I recently went to see Noel Coward’s Private Lives at one of our local theatres. It was the first time I’d seen the play live, I can vaguely remember seeing the movie version a long time ago, but it was so long ago that I couldn’t tell you who starred in it. What struck me the most about it was his use of dialogue and how it virtually sparked from the mouths of the players bringing the whole thing to life in a very lively fashion.
The acting was superb from all involved and I admired the respect show the play in the way they kept it strictly a period piece and ignored any motivation to bring it up to date. I seriously think if they had given in to any urge in that direction it would have ruined the play.

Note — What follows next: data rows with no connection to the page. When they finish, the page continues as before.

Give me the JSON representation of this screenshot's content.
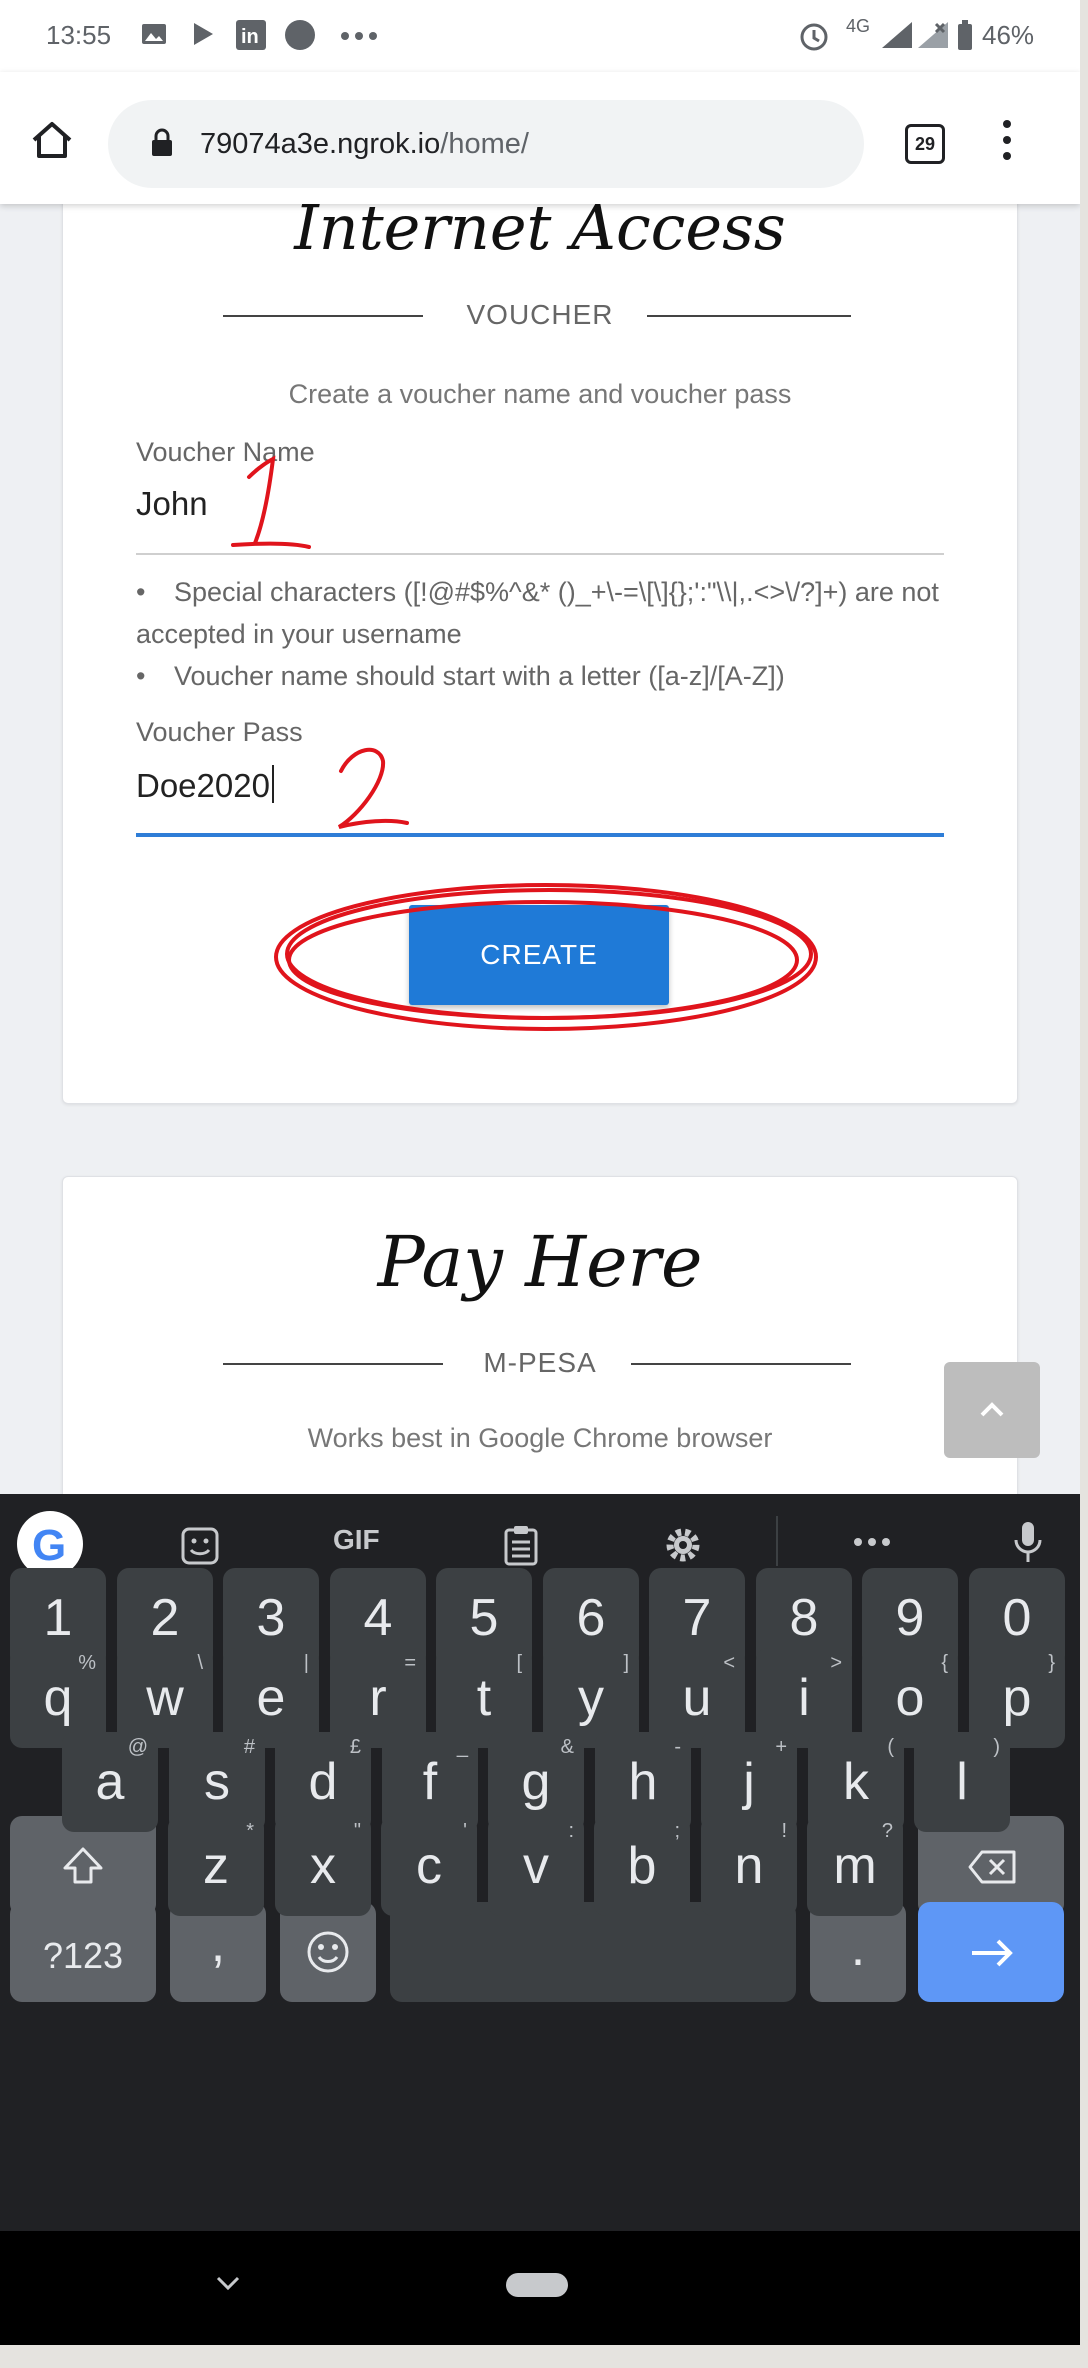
{
  "status_bar": {
    "time": "13:55",
    "network": "4G",
    "battery": "46%",
    "icons": [
      "image-icon",
      "play-store-icon",
      "linkedin-icon",
      "circle-icon",
      "more-icon",
      "alarm-icon",
      "signal-icon",
      "battery-icon"
    ]
  },
  "browser": {
    "url_host": "79074a3e.ngrok.io",
    "url_path": "/home/",
    "tab_count": "29"
  },
  "voucher_card": {
    "title": "Internet Access",
    "section_label": "VOUCHER",
    "hint": "Create a voucher name and voucher pass",
    "name_label": "Voucher Name",
    "name_value": "John",
    "rules": [
      "Special characters ([!@#$%^&* ()_+\\-=\\[\\]{};':\"\\\\|,.<>\\/?]+) are not accepted in your username",
      "Voucher name should start with a letter ([a-z]/[A-Z])"
    ],
    "pass_label": "Voucher Pass",
    "pass_value": "Doe2020",
    "create_label": "CREATE",
    "annotation_1": "1",
    "annotation_2": "2"
  },
  "pay_card": {
    "title": "Pay Here",
    "section_label": "M-PESA",
    "hint": "Works best in Google Chrome browser"
  },
  "keyboard": {
    "toolbar": [
      "google-icon",
      "sticker-icon",
      "GIF",
      "clipboard-icon",
      "settings-icon",
      "more-icon",
      "mic-icon"
    ],
    "gif_label": "GIF",
    "row_numbers": [
      "1",
      "2",
      "3",
      "4",
      "5",
      "6",
      "7",
      "8",
      "9",
      "0"
    ],
    "row_q": [
      [
        "q",
        "%"
      ],
      [
        "w",
        "\\"
      ],
      [
        "e",
        "|"
      ],
      [
        "r",
        "="
      ],
      [
        "t",
        "["
      ],
      [
        "y",
        "]"
      ],
      [
        "u",
        "<"
      ],
      [
        "i",
        ">"
      ],
      [
        "o",
        "{"
      ],
      [
        "p",
        "}"
      ]
    ],
    "row_a": [
      [
        "a",
        "@"
      ],
      [
        "s",
        "#"
      ],
      [
        "d",
        "£"
      ],
      [
        "f",
        "_"
      ],
      [
        "g",
        "&"
      ],
      [
        "h",
        "-"
      ],
      [
        "j",
        "+"
      ],
      [
        "k",
        "("
      ],
      [
        "l",
        ")"
      ]
    ],
    "row_z": [
      [
        "z",
        "*"
      ],
      [
        "x",
        "\""
      ],
      [
        "c",
        "'"
      ],
      [
        "v",
        ":"
      ],
      [
        "b",
        ";"
      ],
      [
        "n",
        "!"
      ],
      [
        "m",
        "?"
      ]
    ],
    "symbols_label": "?123",
    "comma": ",",
    "period": "."
  },
  "colors": {
    "primary_button": "#1f7ad7",
    "annotation": "#e0141c",
    "enter_key": "#5e97f6",
    "keyboard_bg": "#202124"
  }
}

Going back to the dialogue and how it was written, Coward had a real flair of making his characters real people in just the way they spoke, a skill some writers struggle with, myself included. No matter what setting we place our characters in, no matter how detailed and evocative they are it’s all for naught if the characters sound wooden or just unreal.
Coward was one of the old masters at this craft and along with writers such as Dashiell Hammett and Philip Marlowe he brought his characters to life as soon as they opened their mouths to speak. When this happened we knew we were in for a treat.

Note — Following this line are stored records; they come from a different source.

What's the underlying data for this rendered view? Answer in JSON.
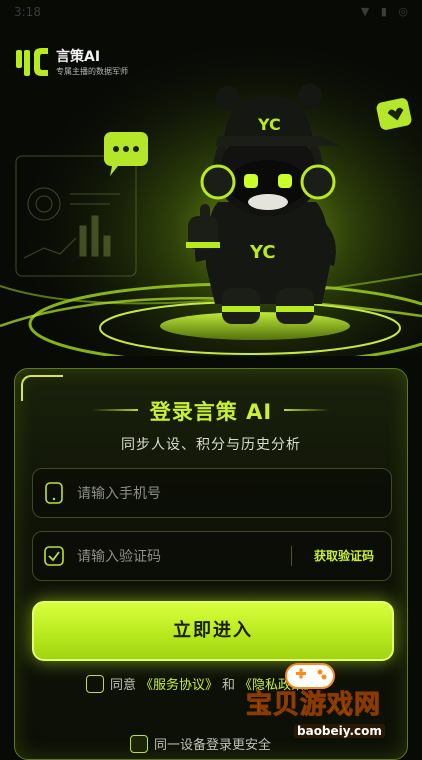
{
  "status_bar": {
    "time": "3:18",
    "icons": "▼ ▮ ◎"
  },
  "brand": {
    "title": "言策AI",
    "subtitle": "专属主播的数据军师"
  },
  "login": {
    "title": "登录言策 AI",
    "subtitle": "同步人设、积分与历史分析",
    "phone_placeholder": "请输入手机号",
    "code_placeholder": "请输入验证码",
    "get_code_label": "获取验证码",
    "enter_button": "立即进入"
  },
  "agreement": {
    "prefix": "同意",
    "service_link": "《服务协议》",
    "and": "和",
    "privacy_link": "《隐私政策》"
  },
  "secure_login": {
    "label": "同一设备登录更安全"
  },
  "watermark": {
    "text": "宝贝游戏网",
    "url": "baobeiy.com"
  },
  "colors": {
    "accent": "#c9f033",
    "background": "#080a06",
    "button": "#b9ea1e"
  }
}
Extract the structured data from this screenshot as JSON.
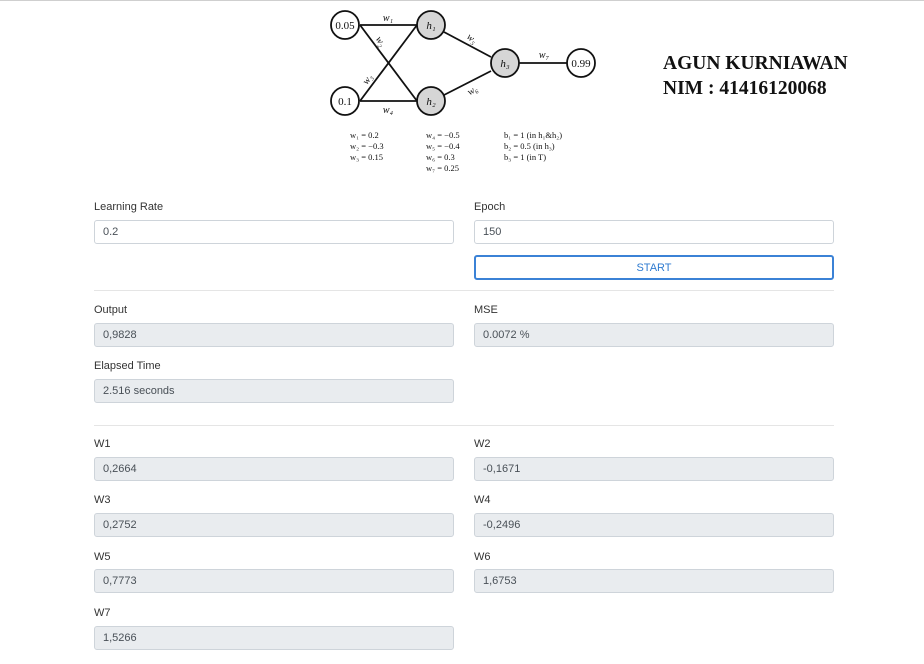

I’m off to see King Lear in a short time at the same theatre but this is a reworking of the classic Shakespeare play set in a modern Northern environment. It will be interesting to see how this is pulled off. I know some of the actors work in this play so I know it’ll be a damn good play. It will also be another first for me as King Lear is one of Shakespeare’s play’s I have not seen and perhaps it’ll help my understanding of the play a little better if the language is more up to date.
So from an old master done as it was meant, to an old master brought up to date, let’s see which I prefer.
See you soon